5 Tevet, 5773
I hope you'll appreciate that I choose to let the survivors of the Sandy Hook School massacre do their grieving privately. I prefer not to post news photos of bereft people nor debates about gun control laws here. People deserve and need respect for their private lives. They do not owe us invasions into their personal lives.
Today I'm going to address normative life and how to deal with some of its headaches. Take a breath, sip a tea if you wish, and let's read on together.
No matter where you live in the world, there seems to be one thing that the military and the medical world have in common: The "Hurry up and Wait" scenario. It can be quite upsetting.
A friend recently remarked online "EXHAUSTED! I just spent the entire day at [name of the hospital]. Saw the nurse. Then the anesthesiologist. Then a doctor. Then the nurse again. And in between I waited...and waited...and waited. Managed all conversations in Hebrew with a humongous amount of effort and focus and active listening. It is EXHAUSTING. Got home, and threw together a 3 bean meat chili. It is now on the stove, simmering. OY!"
I responded to her message with "Sounds like the military's 'Hurry up and wait' scenario. The emotional toll on patients is significant. I'm sorry that the medical world doesn't address it. I'd like to see informative videos in the seating/waiting area. I used to volunteer with other people in a chemo ward, providing amusement in the form of conversations, magazines, crafts, board games, music and more. Pity that this is so rare. I hope your sense of humor will let you know how to prepare for round 2. Bring some paper books and/or book and music CDs along for the trip."
Buy the E-book or print edition today for a better look at your medical life! Click on the words EMPOWER Yourself to Cope with a Medical Challenge.

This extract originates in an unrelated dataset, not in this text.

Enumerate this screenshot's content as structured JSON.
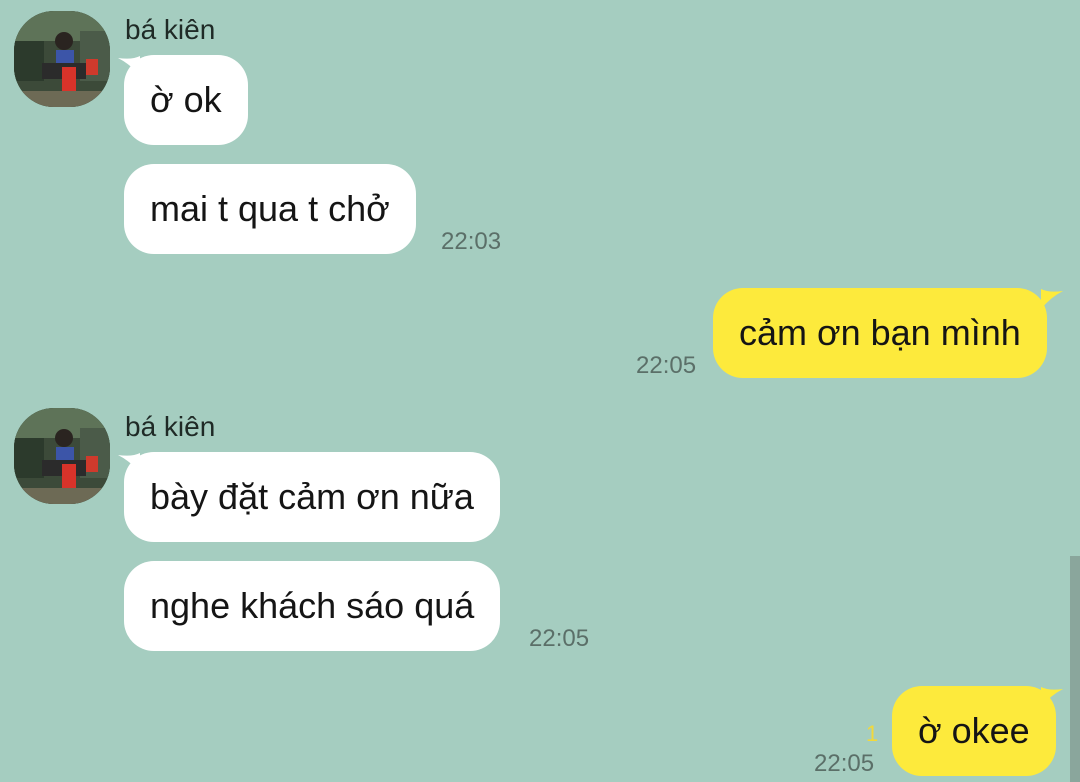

Face Your Medical Problems with Dignity.
Face Your Future with Optimism.
Get your grin back, too.